7 Strategies to Deal with Empty Nest Syndrome

· May 29, 2018

Children are a source of satisfaction, and also worry. When they leave home, parents can suffer from what is known as “empty nest syndrome.” Empty nest syndrome refers to a combination of loneliness, sadness, and melancholy that mix with a feeling of abandonment and loss of identity. 

The concrete circumstances that characterize empty nest syndrome depend from one family to the next. The feelings that parents have when children leave home also vary.

Keep in mind that not all couples experience empty nest syndrome. When it does happen, there are many different degrees. If the relationship has a solid foundation and emotional bonds are maintained, it’s harder for this to occur. This feeling of dissatisfaction and abandonment won’t happen as often.

Empty nest syndrome is hard

On the other hand, if the presence of children is the main reason that the couple stays together, empty nest syndrome is more likely. It is normal to miss everyday life with your kids.  What’s more, you also have to deal with worrying about their safety when they leave home. You wonder if they will be able to take care of themselves. This situation can cause stress and even depression in parents.

Not all experts agree that this is an actual disorder. Some even deny the existence of the syndrome itself. But, it does seem obvious that this transition is a big change for parents and children.

“My family is my strength and my weakness.”

– Aishwarya Rai Bachchan –

woman suffering empty nest syndrome


So, the children have left the nest. They no longer live in their parents’ home. As such, it’s time for the parents to redesign their lives so that the change affects them as little as possible. Parents must understand the new situation, accept it, and try their hardest to make the best of it.

A time to strengthen your marriage

When the kids are at home, your marriage often gets put on the back burner. This is a great time to work on the relationship. You can rediscover intimate moments and find hobbies you both enjoy.

Exercise and stay active
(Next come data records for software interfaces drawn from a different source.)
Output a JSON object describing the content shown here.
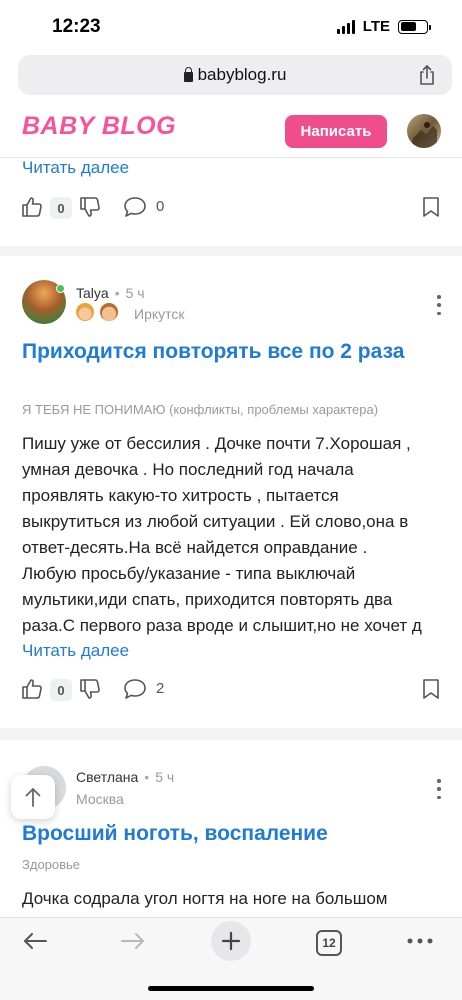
{
  "status": {
    "time": "12:23",
    "network": "LTE",
    "battery_level": 0.62
  },
  "browser": {
    "url": "babyblog.ru",
    "tab_count": "12"
  },
  "site": {
    "logo": "BABY BLOG",
    "write_button": "Написать"
  },
  "posts": [
    {
      "read_more": "Читать далее",
      "likes": "0",
      "comments": "0"
    },
    {
      "author": "Talya",
      "time": "5 ч",
      "location": "Иркутск",
      "title": "Приходится повторять все по 2 раза",
      "category": "Я ТЕБЯ НЕ ПОНИМАЮ (конфликты, проблемы характера)",
      "body": "Пишу уже от бессилия . Дочке почти 7.Хорошая ,\nумная девочка . Но последний год начала\nпроявлять какую-то хитрость , пытается\nвыкрутиться из любой ситуации . Ей слово,она в\nответ-десять.На всё найдется оправдание .\nЛюбую просьбу/указание - типа выключай\nмультики,иди спать, приходится повторять два\nраза.С первого раза вроде и слышит,но не хочет д",
      "read_more": "Читать далее",
      "likes": "0",
      "comments": "2"
    },
    {
      "author": "Светлана",
      "time": "5 ч",
      "location": "Москва",
      "title": "Вросший ноготь, воспаление",
      "category": "Здоровье",
      "body": "Дочка содрала угол ногтя на ноге на большом"
    }
  ],
  "icons": {
    "lock": "lock-icon",
    "share": "share-icon",
    "like": "thumbs-up-icon",
    "dislike": "thumbs-down-icon",
    "comment": "comment-icon",
    "bookmark": "bookmark-icon",
    "more": "kebab-icon",
    "scroll_up": "arrow-up-icon",
    "back": "arrow-left-icon",
    "forward": "arrow-right-icon",
    "new_tab": "plus-icon",
    "tabs": "tabs-icon",
    "menu": "more-dots-icon"
  },
  "colors": {
    "brand_pink": "#f7539c",
    "button_pink": "#ef4d8c",
    "link_blue": "#1f7bd6",
    "online": "#46c25d"
  }
}
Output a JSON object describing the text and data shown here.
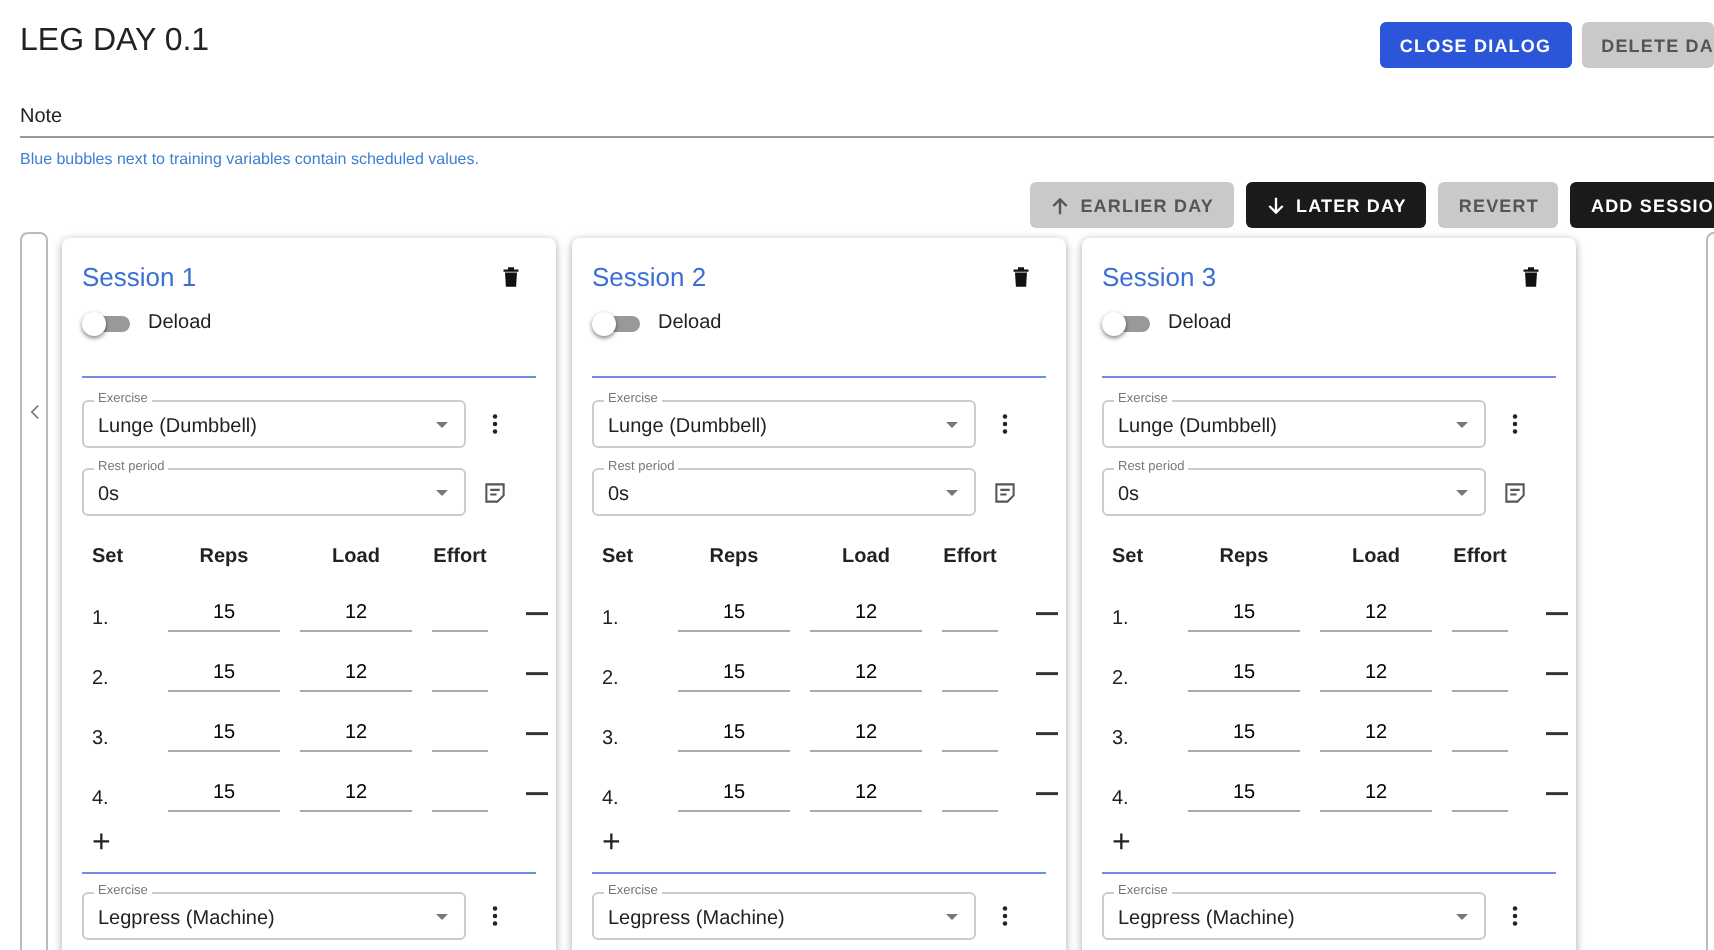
{
  "dialog": {
    "title": "LEG DAY 0.1",
    "buttons": [
      {
        "label": "CLOSE DIALOG",
        "kind": "primary"
      },
      {
        "label": "DELETE DA",
        "kind": "muted"
      }
    ]
  },
  "note": {
    "placeholder": "Note"
  },
  "hint": "Blue bubbles next to training variables contain scheduled values.",
  "toolbar": [
    {
      "label": "EARLIER DAY",
      "kind": "earlier"
    },
    {
      "label": "LATER DAY",
      "kind": "later"
    },
    {
      "label": "REVERT",
      "kind": "revert"
    },
    {
      "label": "ADD SESSIO",
      "kind": "add"
    }
  ],
  "sessions": [
    {
      "title": "Session 1",
      "deload_label": "Deload",
      "deload": false,
      "columns": [
        "Set",
        "Reps",
        "Load",
        "Effort"
      ],
      "exercises": [
        {
          "exercise_label": "Exercise",
          "exercise": "Lunge (Dumbbell)",
          "rest_label": "Rest period",
          "rest": "0s",
          "sets": [
            {
              "set": "1.",
              "reps": "15",
              "load": "12"
            },
            {
              "set": "2.",
              "reps": "15",
              "load": "12"
            },
            {
              "set": "3.",
              "reps": "15",
              "load": "12"
            },
            {
              "set": "4.",
              "reps": "15",
              "load": "12"
            }
          ],
          "add": "+"
        },
        {
          "exercise_label": "Exercise",
          "exercise": "Legpress (Machine)"
        }
      ]
    },
    {
      "title": "Session 2",
      "deload_label": "Deload",
      "deload": false,
      "columns": [
        "Set",
        "Reps",
        "Load",
        "Effort"
      ],
      "exercises": [
        {
          "exercise_label": "Exercise",
          "exercise": "Lunge (Dumbbell)",
          "rest_label": "Rest period",
          "rest": "0s",
          "sets": [
            {
              "set": "1.",
              "reps": "15",
              "load": "12"
            },
            {
              "set": "2.",
              "reps": "15",
              "load": "12"
            },
            {
              "set": "3.",
              "reps": "15",
              "load": "12"
            },
            {
              "set": "4.",
              "reps": "15",
              "load": "12"
            }
          ],
          "add": "+"
        },
        {
          "exercise_label": "Exercise",
          "exercise": "Legpress (Machine)"
        }
      ]
    },
    {
      "title": "Session 3",
      "deload_label": "Deload",
      "deload": false,
      "columns": [
        "Set",
        "Reps",
        "Load",
        "Effort"
      ],
      "exercises": [
        {
          "exercise_label": "Exercise",
          "exercise": "Lunge (Dumbbell)",
          "rest_label": "Rest period",
          "rest": "0s",
          "sets": [
            {
              "set": "1.",
              "reps": "15",
              "load": "12"
            },
            {
              "set": "2.",
              "reps": "15",
              "load": "12"
            },
            {
              "set": "3.",
              "reps": "15",
              "load": "12"
            },
            {
              "set": "4.",
              "reps": "15",
              "load": "12"
            }
          ],
          "add": "+"
        },
        {
          "exercise_label": "Exercise",
          "exercise": "Legpress (Machine)"
        }
      ]
    }
  ]
}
It’s never too late to avoid a sedentary lifestyle. You are never too old to start exercising. Strength, flexibility, and balance are the three key areas for staying active and aging gracefully. Regular exercise makes it easier to relax and take care of your health.

Respect your children’s autonomy

You have to accept that your children have grown up. They don’t depend on their parents to make decisions anymore. Learning how to have an adult relationship with your children can be very gratifying for all involved.

Enjoy your free time

This is the moment to revisit activities that you weren’t able to do when the kids were at home. Take advantage of this time to do things you enjoy. When you have kids at home, there is so much to do every day that you often don’t have the opportunity for your own hobbies and pastimes.

Take up a hobby you enjoy. Dedicate some time to yourself. This will help keep your mind occupied. Consequently, it will be harder to feel overwhelmed by loneliness and sadness.

“Marriage is a wonderful institution, but who wants to live in an institution?”

-Groucho Marx-

strengthen your marriage

Spend more time on your social life

Retirement and children leaving home can lead to a solitary life. Sometimes retirees end up socially isolated. To avoid that, stay active. Sign up for a class or a workshop. Join a club or visit a rec center or other programs for older adults. All of this is good for your health and well-being. It increases self-esteem and helps you age gracefully.

Stay positive

Feeling sad is normal after your children leave home. That being said, try to look for the positive aspects of the change and not just focus on the negative. Think about how it is a decision that they are making and it’s good for them. That should make you happy.

You are still a parent

The fact that your children are independent and don’t live with you anymore doesn’t mean that you will lose touch with them. You won’t stop being a parent. In this new stage of parenting, try to find ways to fulfill your kid’s needs in their new life. You can still maintain close contact with them, which will help you feel like you are still an important part of their lives.

This new phase of life can be seen in a positive light. Think of it as a opportunityfor the child-parent relationship to evolve.

A large percentage of the young adult population currently suffers from job insecurity or unemployment. The situation in the future looks relatively bleak as well. With an aging population and an economic situation that primarily affects people around the age of 30, becoming independent is more and more complicated.

The aging population is a pressing issue. It means that many young adults can’t leave their family home. However, that feeds the empty nest syndrome in a negative way.

The ease of having children live at home, the scarcity of employment, and the comfort of home leads many parents to think that their children will always be with them. As a result, so many are unprepared to face it when their children finally do leave home.